"""

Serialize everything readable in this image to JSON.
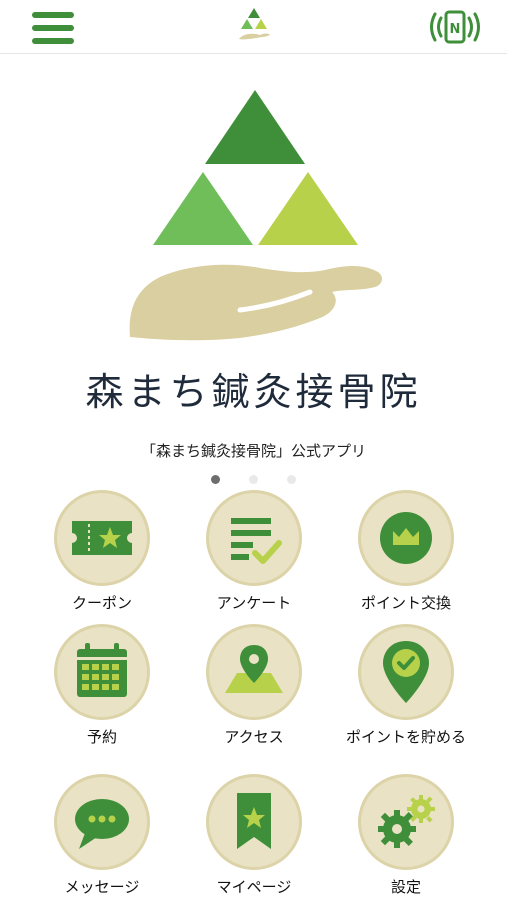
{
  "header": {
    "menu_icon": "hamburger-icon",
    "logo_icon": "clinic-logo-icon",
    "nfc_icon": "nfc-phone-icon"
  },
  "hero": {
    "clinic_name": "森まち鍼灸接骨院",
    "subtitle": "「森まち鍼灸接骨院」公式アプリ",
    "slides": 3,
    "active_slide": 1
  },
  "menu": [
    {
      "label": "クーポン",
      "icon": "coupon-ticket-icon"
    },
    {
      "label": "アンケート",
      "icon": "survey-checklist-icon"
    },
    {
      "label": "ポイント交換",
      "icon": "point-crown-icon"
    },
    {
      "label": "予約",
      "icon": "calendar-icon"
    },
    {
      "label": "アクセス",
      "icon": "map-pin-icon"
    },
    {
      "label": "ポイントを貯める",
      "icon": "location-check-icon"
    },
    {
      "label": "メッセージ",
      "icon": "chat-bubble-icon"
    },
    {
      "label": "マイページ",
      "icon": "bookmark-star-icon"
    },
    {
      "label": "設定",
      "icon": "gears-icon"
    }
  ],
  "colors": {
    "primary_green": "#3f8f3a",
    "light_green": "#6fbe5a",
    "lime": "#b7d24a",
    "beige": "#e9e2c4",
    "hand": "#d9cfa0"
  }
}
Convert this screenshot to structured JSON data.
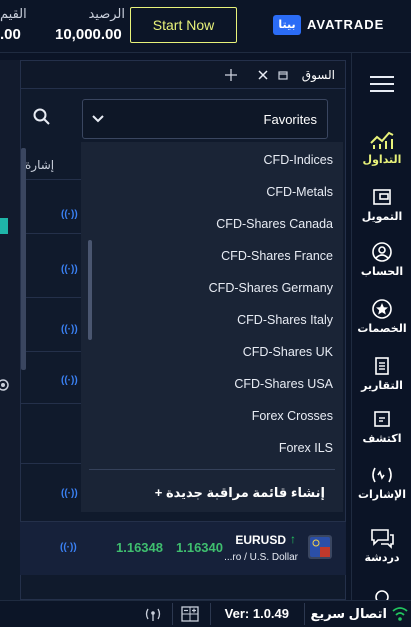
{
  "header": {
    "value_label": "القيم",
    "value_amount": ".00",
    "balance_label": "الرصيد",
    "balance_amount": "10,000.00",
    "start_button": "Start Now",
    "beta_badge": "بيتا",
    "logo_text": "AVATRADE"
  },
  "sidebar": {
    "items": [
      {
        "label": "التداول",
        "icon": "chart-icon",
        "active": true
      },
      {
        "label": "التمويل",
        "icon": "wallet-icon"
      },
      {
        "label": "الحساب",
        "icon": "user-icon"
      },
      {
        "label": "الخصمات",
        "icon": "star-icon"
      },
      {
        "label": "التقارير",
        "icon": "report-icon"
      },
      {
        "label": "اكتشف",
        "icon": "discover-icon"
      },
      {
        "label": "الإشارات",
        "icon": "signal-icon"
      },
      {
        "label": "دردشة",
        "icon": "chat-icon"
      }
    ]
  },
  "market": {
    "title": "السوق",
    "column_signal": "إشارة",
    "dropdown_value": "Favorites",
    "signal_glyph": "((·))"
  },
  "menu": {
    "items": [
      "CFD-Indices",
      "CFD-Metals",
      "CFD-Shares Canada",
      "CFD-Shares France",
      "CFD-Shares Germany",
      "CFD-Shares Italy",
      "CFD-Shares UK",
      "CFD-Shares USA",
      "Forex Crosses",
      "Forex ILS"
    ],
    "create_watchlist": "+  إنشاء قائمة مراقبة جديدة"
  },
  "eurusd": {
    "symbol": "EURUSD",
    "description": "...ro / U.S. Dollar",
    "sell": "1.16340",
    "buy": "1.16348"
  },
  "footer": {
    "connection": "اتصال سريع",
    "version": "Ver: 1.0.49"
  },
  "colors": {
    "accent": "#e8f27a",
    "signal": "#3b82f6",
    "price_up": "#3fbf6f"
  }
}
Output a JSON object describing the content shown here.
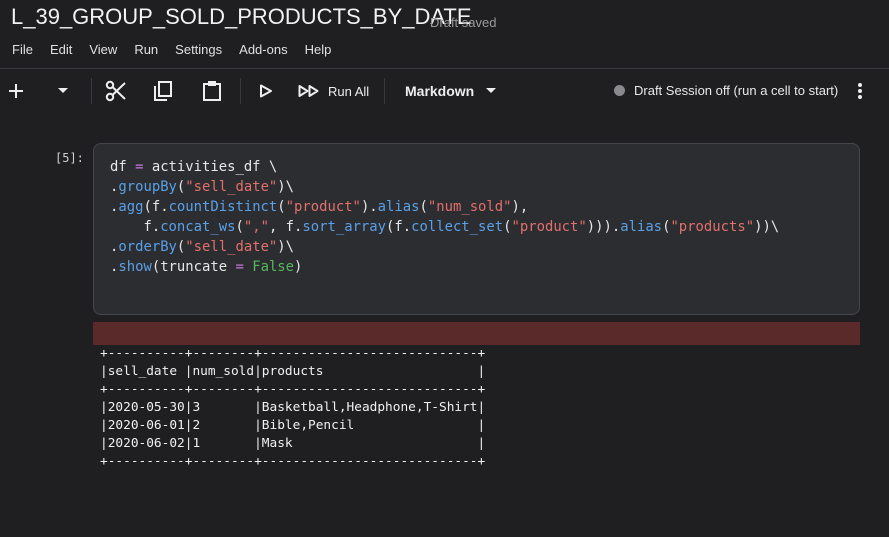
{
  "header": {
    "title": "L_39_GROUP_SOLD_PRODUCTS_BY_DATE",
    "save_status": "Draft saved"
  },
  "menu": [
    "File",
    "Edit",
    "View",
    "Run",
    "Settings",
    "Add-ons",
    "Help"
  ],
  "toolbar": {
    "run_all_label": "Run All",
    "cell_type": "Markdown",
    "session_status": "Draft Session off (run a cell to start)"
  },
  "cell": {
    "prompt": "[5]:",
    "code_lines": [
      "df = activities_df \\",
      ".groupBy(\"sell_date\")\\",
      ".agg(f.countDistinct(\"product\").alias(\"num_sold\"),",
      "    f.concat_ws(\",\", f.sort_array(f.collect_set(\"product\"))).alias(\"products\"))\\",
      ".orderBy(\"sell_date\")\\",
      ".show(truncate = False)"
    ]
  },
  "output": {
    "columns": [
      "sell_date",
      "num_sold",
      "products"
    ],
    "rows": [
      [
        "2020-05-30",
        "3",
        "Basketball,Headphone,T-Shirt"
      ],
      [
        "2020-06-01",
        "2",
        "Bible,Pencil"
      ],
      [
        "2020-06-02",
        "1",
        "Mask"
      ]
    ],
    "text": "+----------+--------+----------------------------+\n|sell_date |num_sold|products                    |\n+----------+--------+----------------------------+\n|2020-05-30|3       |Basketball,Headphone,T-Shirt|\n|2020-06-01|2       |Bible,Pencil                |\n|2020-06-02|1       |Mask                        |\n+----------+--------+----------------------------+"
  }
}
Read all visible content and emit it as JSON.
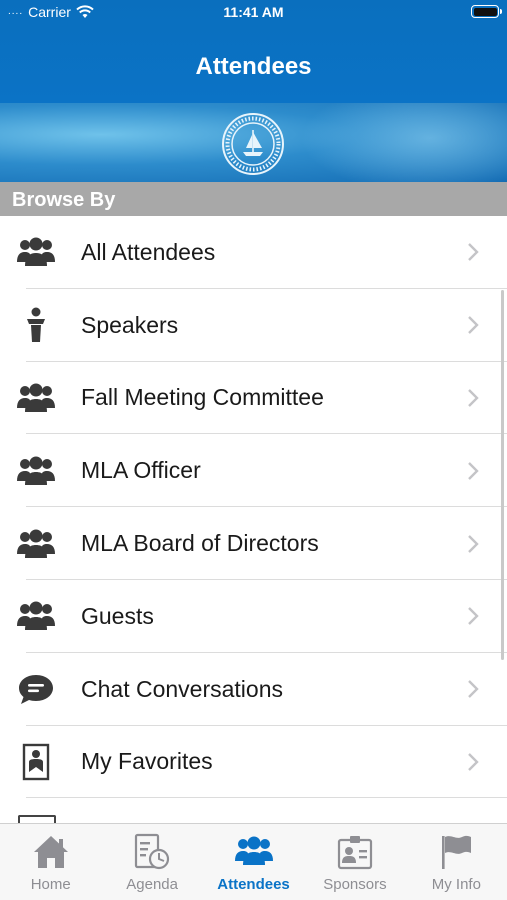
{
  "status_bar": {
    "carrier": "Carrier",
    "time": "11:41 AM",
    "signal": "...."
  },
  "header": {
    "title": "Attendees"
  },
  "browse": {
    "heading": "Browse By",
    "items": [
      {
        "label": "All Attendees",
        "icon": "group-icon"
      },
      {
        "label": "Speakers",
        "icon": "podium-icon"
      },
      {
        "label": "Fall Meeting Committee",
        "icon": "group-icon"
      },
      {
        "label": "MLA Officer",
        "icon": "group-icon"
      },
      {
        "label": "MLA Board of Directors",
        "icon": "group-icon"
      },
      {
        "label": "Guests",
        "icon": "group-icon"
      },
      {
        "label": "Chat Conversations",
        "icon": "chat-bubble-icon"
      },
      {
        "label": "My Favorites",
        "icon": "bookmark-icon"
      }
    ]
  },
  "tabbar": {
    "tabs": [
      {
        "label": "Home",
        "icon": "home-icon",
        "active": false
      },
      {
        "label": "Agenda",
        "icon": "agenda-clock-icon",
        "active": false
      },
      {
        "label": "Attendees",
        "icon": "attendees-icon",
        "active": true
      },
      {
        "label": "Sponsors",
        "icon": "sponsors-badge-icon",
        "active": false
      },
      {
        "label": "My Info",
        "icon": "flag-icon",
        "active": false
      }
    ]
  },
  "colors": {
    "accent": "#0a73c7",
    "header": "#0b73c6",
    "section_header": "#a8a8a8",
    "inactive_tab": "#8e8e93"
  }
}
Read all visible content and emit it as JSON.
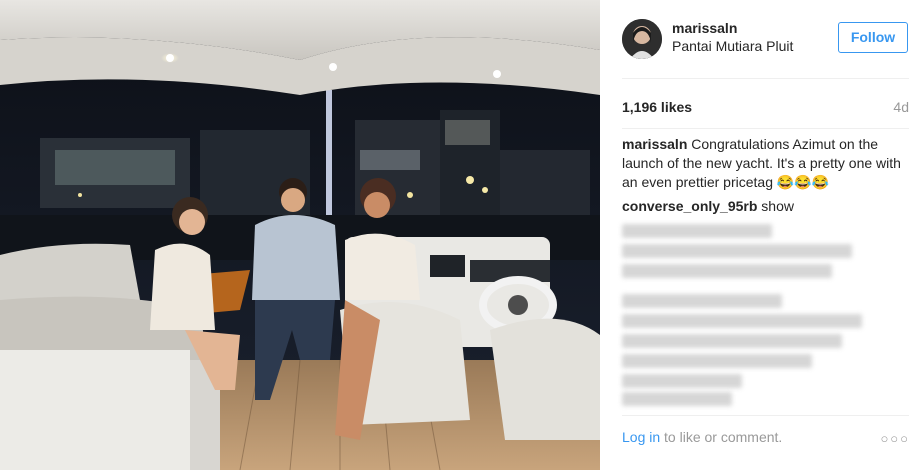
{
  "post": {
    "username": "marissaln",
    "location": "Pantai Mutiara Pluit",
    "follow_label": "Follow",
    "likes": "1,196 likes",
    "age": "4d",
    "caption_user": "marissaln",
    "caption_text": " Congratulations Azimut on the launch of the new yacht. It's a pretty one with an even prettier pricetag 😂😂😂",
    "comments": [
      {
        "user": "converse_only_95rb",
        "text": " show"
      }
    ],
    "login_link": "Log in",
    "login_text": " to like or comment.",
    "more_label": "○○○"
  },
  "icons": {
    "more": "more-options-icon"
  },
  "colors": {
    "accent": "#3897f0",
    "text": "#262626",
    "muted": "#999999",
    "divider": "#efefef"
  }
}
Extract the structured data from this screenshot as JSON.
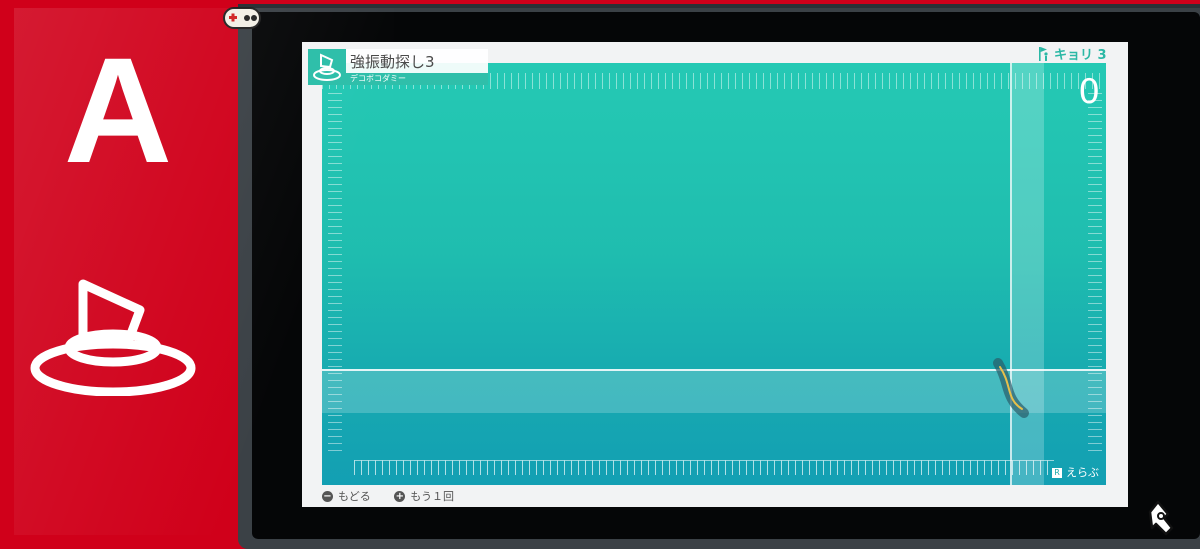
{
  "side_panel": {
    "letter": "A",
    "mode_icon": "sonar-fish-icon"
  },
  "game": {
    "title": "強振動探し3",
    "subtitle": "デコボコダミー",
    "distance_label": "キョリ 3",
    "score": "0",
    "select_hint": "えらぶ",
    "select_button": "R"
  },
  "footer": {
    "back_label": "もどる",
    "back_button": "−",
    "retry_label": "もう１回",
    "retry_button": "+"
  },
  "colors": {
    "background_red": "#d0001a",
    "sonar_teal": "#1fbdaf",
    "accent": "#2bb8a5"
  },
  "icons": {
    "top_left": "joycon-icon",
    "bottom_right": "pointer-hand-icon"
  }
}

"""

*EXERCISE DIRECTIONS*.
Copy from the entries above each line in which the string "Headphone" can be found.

*OUTPUT BELOW*.
        "Basketball,Headphone,T-Shirt"
    "text": "+----------+--------+----------------------------+\n|sell_date |num_sold|products                    |\n+----------+--------+----------------------------+\n|2020-05-30|3       |Basketball,Headphone,T-Shirt|\n|2020-06-01|2       |Bible,Pencil                |\n|2020-06-02|1       |Mask                        |\n+----------+--------+----------------------------+"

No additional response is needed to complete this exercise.